What the task asks
Go through the entries below and copy every line that holds the word "Скидка".

Supplied entries
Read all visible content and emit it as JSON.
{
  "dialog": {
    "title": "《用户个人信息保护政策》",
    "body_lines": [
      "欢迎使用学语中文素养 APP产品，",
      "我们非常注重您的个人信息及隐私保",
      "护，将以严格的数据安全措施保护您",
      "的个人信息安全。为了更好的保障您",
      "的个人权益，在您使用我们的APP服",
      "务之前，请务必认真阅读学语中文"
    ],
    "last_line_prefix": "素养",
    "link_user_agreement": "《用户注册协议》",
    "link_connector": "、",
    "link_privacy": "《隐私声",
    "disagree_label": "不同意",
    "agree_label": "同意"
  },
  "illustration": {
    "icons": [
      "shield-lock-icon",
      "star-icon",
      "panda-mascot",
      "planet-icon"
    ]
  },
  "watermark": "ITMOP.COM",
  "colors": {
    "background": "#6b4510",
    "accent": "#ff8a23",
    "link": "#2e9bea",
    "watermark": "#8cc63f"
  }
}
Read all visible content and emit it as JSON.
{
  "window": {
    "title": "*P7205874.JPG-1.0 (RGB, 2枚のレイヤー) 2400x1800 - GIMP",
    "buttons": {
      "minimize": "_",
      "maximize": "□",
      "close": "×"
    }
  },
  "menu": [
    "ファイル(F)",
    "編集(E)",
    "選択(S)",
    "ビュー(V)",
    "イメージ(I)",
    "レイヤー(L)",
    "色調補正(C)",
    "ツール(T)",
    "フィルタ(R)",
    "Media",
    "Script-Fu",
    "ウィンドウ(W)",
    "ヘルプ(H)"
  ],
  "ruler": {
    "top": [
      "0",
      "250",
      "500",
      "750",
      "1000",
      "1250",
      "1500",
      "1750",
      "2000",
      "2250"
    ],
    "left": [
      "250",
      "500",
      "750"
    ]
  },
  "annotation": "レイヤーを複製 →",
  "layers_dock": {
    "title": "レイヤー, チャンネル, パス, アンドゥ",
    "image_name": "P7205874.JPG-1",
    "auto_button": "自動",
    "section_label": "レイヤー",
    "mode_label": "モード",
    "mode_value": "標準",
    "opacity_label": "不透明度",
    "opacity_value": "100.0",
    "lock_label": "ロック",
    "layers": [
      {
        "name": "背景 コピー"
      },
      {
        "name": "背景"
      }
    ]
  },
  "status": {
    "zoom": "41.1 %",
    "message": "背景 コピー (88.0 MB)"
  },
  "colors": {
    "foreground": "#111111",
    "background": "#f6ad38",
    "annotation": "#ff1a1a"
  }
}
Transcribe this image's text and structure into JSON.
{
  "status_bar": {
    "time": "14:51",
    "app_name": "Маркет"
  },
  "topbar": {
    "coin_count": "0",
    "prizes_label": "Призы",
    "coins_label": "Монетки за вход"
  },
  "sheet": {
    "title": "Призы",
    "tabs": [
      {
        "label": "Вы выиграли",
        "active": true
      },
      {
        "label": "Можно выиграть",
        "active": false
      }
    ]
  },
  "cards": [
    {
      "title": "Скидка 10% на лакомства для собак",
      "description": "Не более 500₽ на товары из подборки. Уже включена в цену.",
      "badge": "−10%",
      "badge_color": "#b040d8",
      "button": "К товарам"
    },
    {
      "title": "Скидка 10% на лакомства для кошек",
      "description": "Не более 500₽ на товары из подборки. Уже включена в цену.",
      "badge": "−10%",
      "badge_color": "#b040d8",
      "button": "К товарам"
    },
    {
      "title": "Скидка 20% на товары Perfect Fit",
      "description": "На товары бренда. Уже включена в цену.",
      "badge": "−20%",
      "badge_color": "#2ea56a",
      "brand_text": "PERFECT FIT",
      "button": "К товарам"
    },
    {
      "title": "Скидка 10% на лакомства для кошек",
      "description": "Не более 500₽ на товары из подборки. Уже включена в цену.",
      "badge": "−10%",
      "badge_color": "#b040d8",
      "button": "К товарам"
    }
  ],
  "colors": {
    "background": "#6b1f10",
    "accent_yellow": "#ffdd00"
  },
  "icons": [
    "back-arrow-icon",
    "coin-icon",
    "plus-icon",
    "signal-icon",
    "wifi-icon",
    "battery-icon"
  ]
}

Task solution
      "title": "Скидка 10% на лакомства для собак",
      "title": "Скидка 10% на лакомства для кошек",
      "title": "Скидка 20% на товары Perfect Fit",
      "title": "Скидка 10% на лакомства для кошек",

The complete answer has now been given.